Posted  October 16, 2012

Sparboe Inc. and Land O’ Lakes Inc. continue to face a multidistrict antitrust litigation alleging they conspired to limit supply to increase the price of eggs after the U.S. District Court for the Eastern District of Pennsylvania struck down most of their arguments to dismiss the case.

Six grocers and food manufacturers that directly purchase eggs from Sparboe and Land O’ Lakes claim in the multidistrict case of In Re: Processed Egg Products: Antitrust Litigation that the companies used two trade associations to conceal anticompetitive behavior.

For example, the plaintiffs allege the defendants conspired to decrease egg supply through the development and implementation of animal health guidelines, which increase the size of hen cages through chick hatch reduction.

The plaintiffs also allege that defendants used a trade group, the United States Egg Marketers, to export eggs for the purpose of limiting domestic supply so that domestic prices would rise.

Judge Gene Pratter denied most of defendants’ motions to dismiss after acknowledging that each of the actions the trade associations implemented could have been driven by a legitimate concern to improve the health of chickens or the industry as a whole.  However, the court also stated that “reducing chick hatch while agreeing to not increase production capacity would, in the absence of agreement, be contrary to an individual egg producer’s business interests.”  As the court explained, a producer that followed such trade group guidelines “would be unable to enlarge its operations, fill additional barns, and expand egg production.”

The court concluded that “[w]hen a defendant’s action is only economically beneficial if considered from a group perspective, a reasonable inference of conspiracy exists.”
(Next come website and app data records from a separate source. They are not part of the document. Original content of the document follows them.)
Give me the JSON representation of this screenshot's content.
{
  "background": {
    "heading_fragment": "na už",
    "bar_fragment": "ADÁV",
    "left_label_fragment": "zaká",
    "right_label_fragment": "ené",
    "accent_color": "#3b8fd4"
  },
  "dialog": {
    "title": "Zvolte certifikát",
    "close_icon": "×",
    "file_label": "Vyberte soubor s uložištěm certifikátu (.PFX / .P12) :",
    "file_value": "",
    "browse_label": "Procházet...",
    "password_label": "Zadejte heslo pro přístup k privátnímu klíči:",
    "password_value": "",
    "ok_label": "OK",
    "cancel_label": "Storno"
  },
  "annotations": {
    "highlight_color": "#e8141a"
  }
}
The court did dismiss, without prejudice, Sherman Act claims that plaintiff, Giant Eagle made against Land O’ Lakes, finding the allegations of Land O’ Lakes’ participation in the conspiracy to be inadequate.

Tagged in: Antitrust Litigation,